On the Media has a knack for finding the important stories from the weekly news cycle and breaking down when and where facts are misconstrued. This week it doubles down on truth-seeking. Chasing down lies from a presidential debate might be shooting fish in a barrel, but it’s still important work, especially when you consider the insane ratings CNN and Fox have garnered for these bloated theatrics. In a separate segment, co-host Bob Garfield confronts an Exxon Mobil spokesman about the company abandoning research in climate change in favor of funding denial and misdirection. On the Media is one of the few shows that puts politicians, corporations, and ideas in the hot seat. The show isn’t just trying to skewer them–it’s playing the role of the United States’ most understaffed profession: the fact checker.
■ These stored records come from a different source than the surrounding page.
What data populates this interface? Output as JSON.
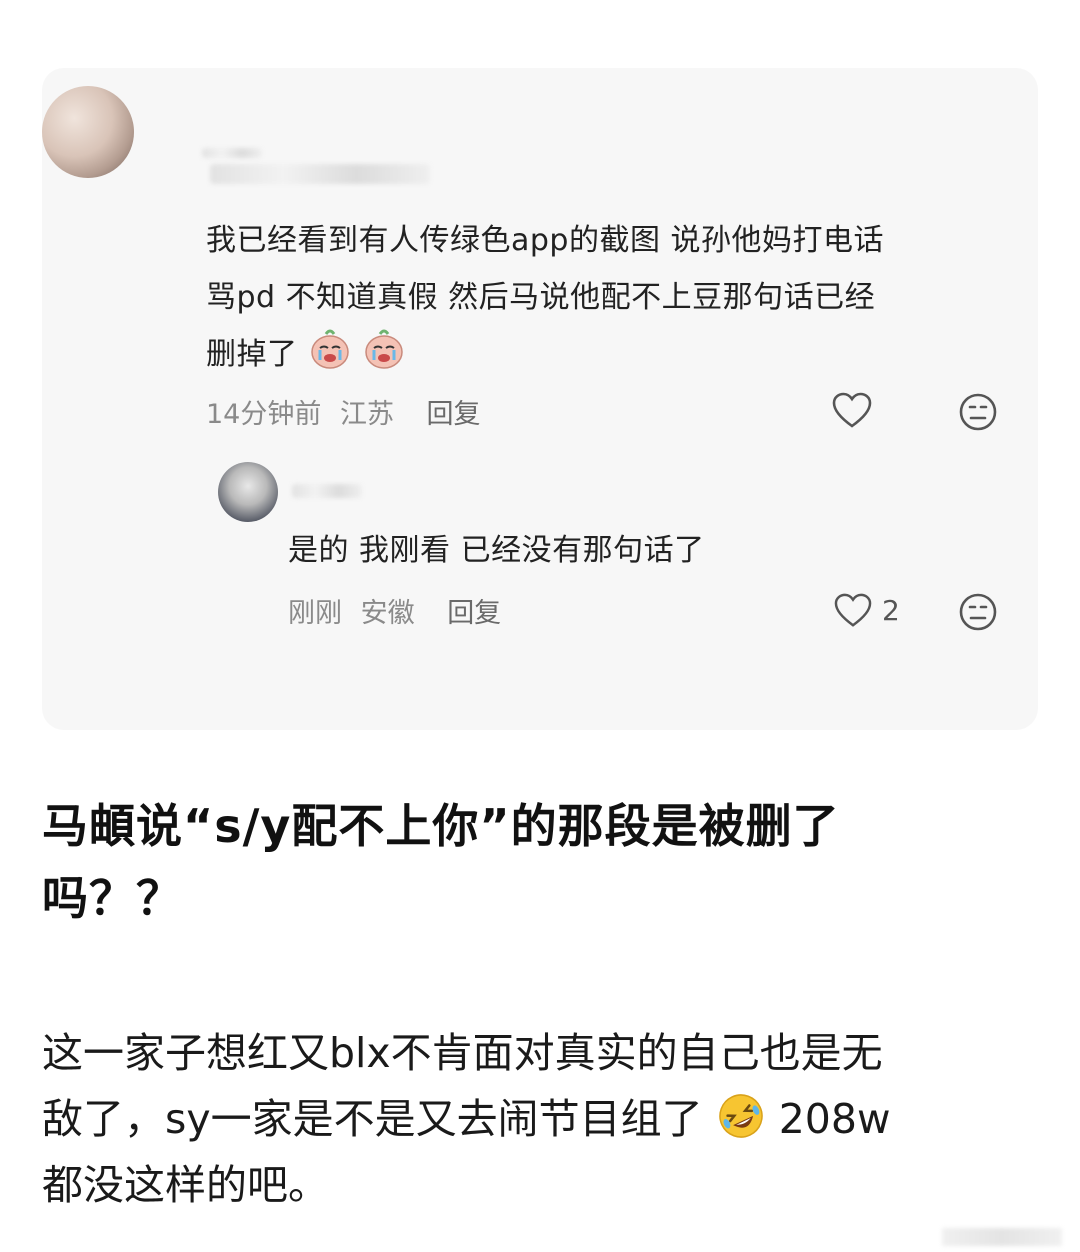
{
  "comment": {
    "text_line1": "我已经看到有人传绿色app的截图 说孙他妈打电话",
    "text_line2": "骂pd  不知道真假 然后马说他配不上豆那句话已经",
    "text_line3": "删掉了",
    "time": "14分钟前",
    "location": "江苏",
    "reply_label": "回复"
  },
  "reply": {
    "text": "是的  我刚看  已经没有那句话了",
    "time": "刚刚",
    "location": "安徽",
    "reply_label": "回复",
    "like_count": "2"
  },
  "post": {
    "headline_line1": "马頔说“s/y配不上你”的那段是被删了",
    "headline_line2": "吗？？",
    "body_line1": "这一家子想红又blx不肯面对真实的自己也是无",
    "body_line2a": "敌了，sy一家是不是又去闹节目组了",
    "body_line2b": "208w",
    "body_line3": "都没这样的吧。"
  },
  "icons": {
    "heart": "heart-outline-icon",
    "expression": "neutral-face-icon",
    "crying_emoji": "crying-emoji-icon",
    "rofl_emoji": "rolling-laughing-emoji-icon"
  }
}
Objects can hold special meaning. We anthropomorphize them, ascribing human characteristics to inanimate objects. But, at the end of the day, these things are just that—things. They cannot interact with the world. Except in the case of Robert the Doll. Folklore has it that the toy belonged to a 19th century boy, Robert Jean, who named the toy after himself. While the toy was initially a favorite of the boy’s, over time he grew afraid of it. Eventually he and his family came to believe the doll was possessed by evil spirits, a claim that gained credibility in the decades that followed. Does this sound familiar? It should, because Robert was the inspiration for Chucky, the doll in the horror film, Child’s Play. As always, Lore brings to light a forgotten tale, one that makes the hairs on the backs of our necks stand up as we wonder, Could it really be true?
What’s the Point? is FiveThirtyEight’s podcast that obsesses over big ideas and the big data behind it. Just when you think numbers can’t possibly take over another industry, “Moneyball for Movies” finds Josh Lynn, a movie prognosticator, whose company Piedmont Media Research has an algorithm to determine how interested the public will be in a movie prior to its release. It’s so good, he claims, that it will predict success before the film ever hits production. Want to make a movie with Johnny Depp about cowboys? He can tell you where the film’s headed before you call anyone’s agent. There’s another side to that debate, though. Playing the role of the aesthete, Andy Greenwald guests on the podcast in an attempt to poke holes in the cold idea of making movies based on polls. What’s the Point? has proved to be a nimble show right out of the gate. It can tackle myriad subjects using the enormous umbrella of data. Who would have thought databases could play for such great entertainment?